* [About this exercise] Your answer should be every line of the records that contains the word "list".
* * * * * * *
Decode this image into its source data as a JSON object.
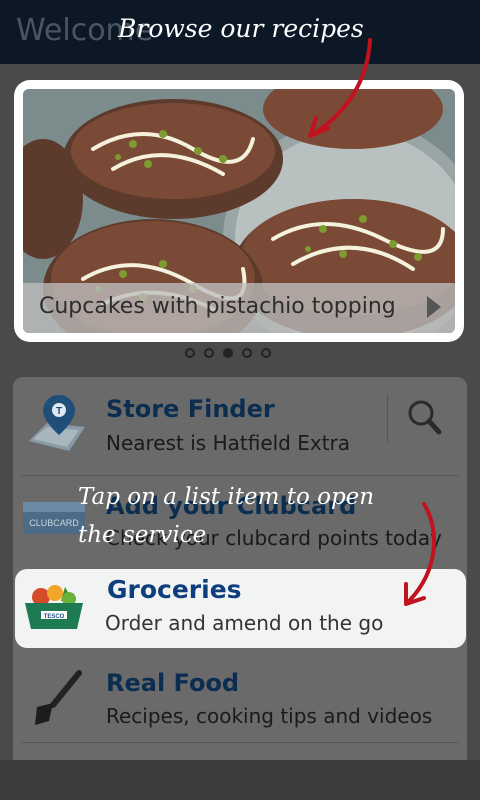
{
  "header": {
    "title": "Welcome"
  },
  "carousel": {
    "caption": "Cupcakes with pistachio topping",
    "dots_total": 5,
    "active_index": 2
  },
  "list": {
    "store_finder": {
      "title": "Store Finder",
      "sub_prefix": "Nearest",
      "sub_is": "is",
      "sub_store": "Hatfield Extra"
    },
    "clubcard": {
      "title": "Add your Clubcard",
      "sub": "Check your clubcard points today"
    },
    "groceries": {
      "title": "Groceries",
      "sub": "Order and amend on the go"
    },
    "real_food": {
      "title": "Real Food",
      "sub": "Recipes, cooking tips and videos"
    }
  },
  "annotations": {
    "browse": "Browse our recipes",
    "tap_line1": "Tap on a list item to open",
    "tap_line2": "the service"
  },
  "colors": {
    "accent": "#0d3f7d",
    "arrow": "#c1121f",
    "header": "#0c1826"
  }
}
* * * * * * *
* [Exercise response]
  "list": {
    "tap_line1": "Tap on a list item to open",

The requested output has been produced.